(Data records for software interfaces)

--*--

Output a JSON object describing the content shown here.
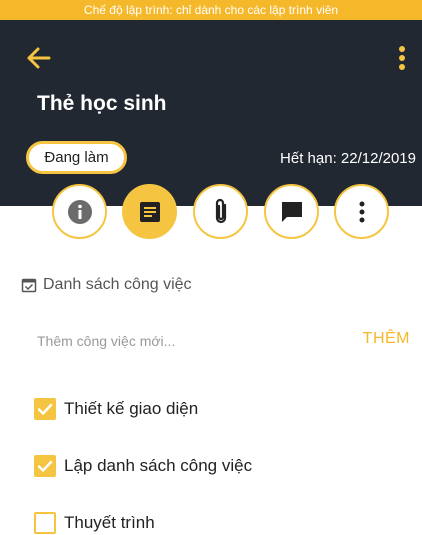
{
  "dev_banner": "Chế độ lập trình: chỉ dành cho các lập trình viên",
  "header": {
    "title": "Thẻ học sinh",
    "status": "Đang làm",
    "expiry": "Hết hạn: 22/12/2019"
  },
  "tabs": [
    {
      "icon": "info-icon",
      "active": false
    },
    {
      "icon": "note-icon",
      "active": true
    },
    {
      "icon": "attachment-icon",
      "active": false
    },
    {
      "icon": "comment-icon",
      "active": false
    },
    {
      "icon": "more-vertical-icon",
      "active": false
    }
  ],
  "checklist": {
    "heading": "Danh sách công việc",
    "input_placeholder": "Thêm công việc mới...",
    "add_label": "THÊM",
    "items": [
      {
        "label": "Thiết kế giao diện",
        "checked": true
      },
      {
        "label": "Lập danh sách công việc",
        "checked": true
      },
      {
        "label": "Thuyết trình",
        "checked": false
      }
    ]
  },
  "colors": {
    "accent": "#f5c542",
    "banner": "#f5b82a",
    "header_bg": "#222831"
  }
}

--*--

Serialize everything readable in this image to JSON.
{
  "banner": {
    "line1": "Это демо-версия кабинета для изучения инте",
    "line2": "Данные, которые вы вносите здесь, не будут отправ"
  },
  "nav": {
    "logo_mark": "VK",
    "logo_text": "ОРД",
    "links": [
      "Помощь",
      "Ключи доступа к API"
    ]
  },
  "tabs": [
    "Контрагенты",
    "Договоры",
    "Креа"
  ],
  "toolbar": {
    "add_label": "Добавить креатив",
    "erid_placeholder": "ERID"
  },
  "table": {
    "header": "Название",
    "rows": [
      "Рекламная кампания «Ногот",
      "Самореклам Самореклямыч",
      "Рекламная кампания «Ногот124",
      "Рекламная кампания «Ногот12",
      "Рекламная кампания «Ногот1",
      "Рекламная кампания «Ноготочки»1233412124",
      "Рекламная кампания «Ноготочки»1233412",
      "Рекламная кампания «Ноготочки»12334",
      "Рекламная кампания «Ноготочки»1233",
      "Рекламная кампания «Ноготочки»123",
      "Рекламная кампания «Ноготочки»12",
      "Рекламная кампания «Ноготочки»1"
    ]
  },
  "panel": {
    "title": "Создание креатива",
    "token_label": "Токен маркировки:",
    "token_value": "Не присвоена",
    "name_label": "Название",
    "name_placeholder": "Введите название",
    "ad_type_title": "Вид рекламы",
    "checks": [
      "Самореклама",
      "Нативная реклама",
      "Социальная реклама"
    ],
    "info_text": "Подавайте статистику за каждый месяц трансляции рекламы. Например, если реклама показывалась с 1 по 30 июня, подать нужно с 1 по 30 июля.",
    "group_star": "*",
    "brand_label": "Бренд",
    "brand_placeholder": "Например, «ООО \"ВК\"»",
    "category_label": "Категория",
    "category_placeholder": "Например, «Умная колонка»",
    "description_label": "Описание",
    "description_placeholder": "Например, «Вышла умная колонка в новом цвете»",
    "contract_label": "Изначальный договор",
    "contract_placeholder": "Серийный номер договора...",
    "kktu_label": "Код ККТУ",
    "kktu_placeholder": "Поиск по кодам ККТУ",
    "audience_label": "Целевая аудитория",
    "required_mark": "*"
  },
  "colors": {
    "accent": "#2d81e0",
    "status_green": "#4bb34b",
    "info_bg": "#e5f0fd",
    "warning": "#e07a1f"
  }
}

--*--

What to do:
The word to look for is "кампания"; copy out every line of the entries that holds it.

Exercise output:
      "Рекламная кампания «Ногот",
      "Рекламная кампания «Ногот124",
      "Рекламная кампания «Ногот12",
      "Рекламная кампания «Ногот1",
      "Рекламная кампания «Ноготочки»1233412124",
      "Рекламная кампания «Ноготочки»1233412",
      "Рекламная кампания «Ноготочки»12334",
      "Рекламная кампания «Ноготочки»1233",
      "Рекламная кампания «Ноготочки»123",
      "Рекламная кампания «Ноготочки»12",
      "Рекламная кампания «Ноготочки»1"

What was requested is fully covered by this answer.